WORK TO BE COMPLETED = Take each line below that has "components" and copy it.

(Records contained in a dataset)
⟨

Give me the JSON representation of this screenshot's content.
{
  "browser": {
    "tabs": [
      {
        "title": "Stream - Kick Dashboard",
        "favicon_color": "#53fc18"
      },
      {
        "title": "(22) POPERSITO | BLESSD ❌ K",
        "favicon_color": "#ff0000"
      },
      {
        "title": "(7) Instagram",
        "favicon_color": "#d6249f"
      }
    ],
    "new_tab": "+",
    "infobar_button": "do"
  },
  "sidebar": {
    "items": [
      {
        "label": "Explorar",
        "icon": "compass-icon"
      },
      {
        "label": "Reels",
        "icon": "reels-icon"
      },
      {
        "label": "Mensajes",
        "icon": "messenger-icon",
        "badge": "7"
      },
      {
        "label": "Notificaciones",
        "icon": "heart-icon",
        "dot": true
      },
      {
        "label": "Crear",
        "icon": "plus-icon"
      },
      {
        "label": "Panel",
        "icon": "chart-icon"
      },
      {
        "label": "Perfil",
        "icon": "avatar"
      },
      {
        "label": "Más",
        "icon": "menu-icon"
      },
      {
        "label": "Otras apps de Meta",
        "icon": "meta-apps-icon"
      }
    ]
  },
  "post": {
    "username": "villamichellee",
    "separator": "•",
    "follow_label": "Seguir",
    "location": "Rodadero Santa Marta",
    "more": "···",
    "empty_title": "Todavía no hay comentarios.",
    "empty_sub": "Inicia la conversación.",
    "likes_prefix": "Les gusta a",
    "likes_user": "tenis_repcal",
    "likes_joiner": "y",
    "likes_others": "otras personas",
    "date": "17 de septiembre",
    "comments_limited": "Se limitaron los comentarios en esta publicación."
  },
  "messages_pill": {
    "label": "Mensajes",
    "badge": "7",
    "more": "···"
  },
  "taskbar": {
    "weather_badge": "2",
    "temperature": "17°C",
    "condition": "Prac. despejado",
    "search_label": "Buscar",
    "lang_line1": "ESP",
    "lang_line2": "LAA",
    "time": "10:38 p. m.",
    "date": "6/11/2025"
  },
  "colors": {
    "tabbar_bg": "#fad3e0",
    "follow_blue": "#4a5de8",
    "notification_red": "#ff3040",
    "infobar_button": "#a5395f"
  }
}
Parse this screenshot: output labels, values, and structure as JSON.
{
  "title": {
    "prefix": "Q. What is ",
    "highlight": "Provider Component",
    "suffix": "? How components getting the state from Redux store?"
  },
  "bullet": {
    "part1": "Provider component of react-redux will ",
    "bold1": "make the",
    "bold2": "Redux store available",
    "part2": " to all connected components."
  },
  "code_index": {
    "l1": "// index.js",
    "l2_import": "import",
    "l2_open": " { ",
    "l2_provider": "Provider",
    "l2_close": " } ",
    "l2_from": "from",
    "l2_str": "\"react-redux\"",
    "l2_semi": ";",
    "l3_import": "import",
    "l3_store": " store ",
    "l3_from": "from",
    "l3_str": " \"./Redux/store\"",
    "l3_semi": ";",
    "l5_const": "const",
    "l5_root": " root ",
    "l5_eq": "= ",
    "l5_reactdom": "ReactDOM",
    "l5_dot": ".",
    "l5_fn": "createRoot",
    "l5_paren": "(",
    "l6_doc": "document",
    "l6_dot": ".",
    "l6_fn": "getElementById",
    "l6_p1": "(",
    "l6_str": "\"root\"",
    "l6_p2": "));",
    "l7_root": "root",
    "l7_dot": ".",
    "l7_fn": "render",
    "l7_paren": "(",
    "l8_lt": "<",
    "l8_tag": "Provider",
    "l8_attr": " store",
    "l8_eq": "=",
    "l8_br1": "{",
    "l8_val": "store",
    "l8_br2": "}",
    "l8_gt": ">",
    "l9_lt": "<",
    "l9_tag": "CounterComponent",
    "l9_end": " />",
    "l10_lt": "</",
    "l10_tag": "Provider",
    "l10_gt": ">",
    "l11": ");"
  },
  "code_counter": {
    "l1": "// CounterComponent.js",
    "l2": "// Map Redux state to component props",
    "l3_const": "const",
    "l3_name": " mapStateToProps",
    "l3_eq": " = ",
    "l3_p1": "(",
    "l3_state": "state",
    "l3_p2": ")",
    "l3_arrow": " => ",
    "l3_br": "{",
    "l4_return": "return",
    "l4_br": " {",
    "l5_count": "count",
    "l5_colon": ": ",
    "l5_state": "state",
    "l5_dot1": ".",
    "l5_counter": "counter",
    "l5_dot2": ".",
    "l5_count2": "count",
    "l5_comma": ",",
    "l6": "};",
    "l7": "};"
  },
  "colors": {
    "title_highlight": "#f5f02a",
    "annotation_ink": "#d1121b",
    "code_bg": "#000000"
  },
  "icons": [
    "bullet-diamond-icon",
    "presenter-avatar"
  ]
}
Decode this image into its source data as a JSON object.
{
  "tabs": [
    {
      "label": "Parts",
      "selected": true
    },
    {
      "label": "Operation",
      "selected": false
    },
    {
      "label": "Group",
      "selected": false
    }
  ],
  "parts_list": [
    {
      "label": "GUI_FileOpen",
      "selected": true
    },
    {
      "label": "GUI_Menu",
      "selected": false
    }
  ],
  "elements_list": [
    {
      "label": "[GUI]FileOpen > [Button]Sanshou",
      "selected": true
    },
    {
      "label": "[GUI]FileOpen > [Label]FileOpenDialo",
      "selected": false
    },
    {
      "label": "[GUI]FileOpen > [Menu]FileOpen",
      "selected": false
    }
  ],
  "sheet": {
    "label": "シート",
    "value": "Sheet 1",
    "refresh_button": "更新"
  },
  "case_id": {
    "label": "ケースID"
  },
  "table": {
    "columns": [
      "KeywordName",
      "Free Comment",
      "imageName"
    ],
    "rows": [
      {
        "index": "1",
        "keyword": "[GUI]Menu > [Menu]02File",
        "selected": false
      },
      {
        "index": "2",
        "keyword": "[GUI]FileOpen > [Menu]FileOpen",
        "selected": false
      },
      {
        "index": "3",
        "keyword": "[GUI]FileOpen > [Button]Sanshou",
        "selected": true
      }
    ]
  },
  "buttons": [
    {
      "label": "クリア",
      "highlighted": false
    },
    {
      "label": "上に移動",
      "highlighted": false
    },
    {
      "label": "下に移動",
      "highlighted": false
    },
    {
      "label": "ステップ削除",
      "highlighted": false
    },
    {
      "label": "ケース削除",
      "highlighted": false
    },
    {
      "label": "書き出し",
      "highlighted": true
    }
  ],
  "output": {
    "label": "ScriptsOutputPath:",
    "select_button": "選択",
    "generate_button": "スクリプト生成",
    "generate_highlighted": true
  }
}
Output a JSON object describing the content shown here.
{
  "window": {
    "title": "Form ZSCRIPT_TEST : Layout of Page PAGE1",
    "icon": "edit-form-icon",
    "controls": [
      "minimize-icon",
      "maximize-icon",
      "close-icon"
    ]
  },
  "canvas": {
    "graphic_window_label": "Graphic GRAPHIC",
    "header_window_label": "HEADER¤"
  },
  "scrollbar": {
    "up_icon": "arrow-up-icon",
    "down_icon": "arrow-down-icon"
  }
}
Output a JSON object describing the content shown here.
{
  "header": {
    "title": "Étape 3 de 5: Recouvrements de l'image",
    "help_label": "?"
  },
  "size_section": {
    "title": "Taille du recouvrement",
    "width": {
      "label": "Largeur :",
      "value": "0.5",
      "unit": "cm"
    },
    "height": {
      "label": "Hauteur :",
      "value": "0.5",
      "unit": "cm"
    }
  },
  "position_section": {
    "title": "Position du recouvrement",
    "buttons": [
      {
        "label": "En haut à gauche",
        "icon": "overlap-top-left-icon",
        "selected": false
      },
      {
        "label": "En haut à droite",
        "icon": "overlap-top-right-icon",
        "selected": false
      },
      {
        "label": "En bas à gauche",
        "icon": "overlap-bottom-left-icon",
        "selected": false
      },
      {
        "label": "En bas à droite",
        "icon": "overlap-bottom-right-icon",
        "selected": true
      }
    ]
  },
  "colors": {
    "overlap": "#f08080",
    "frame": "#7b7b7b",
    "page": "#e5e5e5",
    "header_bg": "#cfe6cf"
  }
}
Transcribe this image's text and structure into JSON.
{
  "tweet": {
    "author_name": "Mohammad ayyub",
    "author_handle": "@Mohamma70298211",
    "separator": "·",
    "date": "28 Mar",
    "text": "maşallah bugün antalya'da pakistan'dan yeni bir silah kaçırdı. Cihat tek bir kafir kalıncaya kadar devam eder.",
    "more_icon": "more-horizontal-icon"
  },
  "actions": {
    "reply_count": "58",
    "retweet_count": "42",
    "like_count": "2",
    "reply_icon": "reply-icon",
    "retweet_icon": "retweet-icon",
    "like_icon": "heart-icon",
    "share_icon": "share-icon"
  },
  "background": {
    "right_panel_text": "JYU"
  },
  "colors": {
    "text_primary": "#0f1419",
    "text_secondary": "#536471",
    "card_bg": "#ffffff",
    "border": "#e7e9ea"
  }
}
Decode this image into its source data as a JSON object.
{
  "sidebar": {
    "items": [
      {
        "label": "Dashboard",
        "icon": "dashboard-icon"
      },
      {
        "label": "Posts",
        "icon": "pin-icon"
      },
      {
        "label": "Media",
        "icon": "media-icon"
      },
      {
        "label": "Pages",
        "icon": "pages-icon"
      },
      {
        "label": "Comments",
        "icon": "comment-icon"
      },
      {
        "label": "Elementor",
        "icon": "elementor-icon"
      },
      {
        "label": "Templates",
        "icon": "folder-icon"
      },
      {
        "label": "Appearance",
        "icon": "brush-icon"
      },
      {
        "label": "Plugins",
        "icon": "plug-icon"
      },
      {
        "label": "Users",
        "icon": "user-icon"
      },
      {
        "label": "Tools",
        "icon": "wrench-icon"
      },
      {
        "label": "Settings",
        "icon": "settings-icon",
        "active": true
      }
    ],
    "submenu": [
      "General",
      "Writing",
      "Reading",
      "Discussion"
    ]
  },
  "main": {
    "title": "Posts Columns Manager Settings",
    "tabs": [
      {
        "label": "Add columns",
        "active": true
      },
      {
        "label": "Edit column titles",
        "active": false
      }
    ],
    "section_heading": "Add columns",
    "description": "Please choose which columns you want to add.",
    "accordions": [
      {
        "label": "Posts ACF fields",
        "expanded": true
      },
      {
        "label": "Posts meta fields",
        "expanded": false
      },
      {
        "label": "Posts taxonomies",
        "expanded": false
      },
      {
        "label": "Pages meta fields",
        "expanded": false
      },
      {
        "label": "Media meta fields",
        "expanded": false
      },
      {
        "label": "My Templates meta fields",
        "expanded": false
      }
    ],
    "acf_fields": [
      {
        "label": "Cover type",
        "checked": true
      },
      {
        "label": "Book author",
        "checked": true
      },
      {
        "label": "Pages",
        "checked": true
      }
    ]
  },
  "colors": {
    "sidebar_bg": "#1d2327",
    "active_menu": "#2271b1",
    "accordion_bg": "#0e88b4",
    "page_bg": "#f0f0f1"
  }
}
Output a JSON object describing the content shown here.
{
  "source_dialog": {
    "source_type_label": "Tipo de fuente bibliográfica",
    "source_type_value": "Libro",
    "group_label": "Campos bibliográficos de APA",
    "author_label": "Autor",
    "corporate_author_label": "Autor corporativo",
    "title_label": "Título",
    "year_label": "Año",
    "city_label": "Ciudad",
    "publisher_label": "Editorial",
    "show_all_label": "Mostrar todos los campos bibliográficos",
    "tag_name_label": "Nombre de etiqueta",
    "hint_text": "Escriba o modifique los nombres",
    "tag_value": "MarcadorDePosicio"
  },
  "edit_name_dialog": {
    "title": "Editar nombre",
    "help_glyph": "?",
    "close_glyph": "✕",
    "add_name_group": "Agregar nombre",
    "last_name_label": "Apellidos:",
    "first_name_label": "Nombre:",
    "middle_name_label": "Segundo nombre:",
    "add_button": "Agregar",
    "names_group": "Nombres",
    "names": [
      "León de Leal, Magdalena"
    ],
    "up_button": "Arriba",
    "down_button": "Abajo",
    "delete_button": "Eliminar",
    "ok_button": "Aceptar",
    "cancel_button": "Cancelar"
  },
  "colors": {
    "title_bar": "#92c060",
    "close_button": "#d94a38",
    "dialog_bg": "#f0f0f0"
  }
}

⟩

RESPONSE TO THE EXERCISE =
    "suffix": "? How components getting the state from Redux store?"
    "part2": " to all connected components."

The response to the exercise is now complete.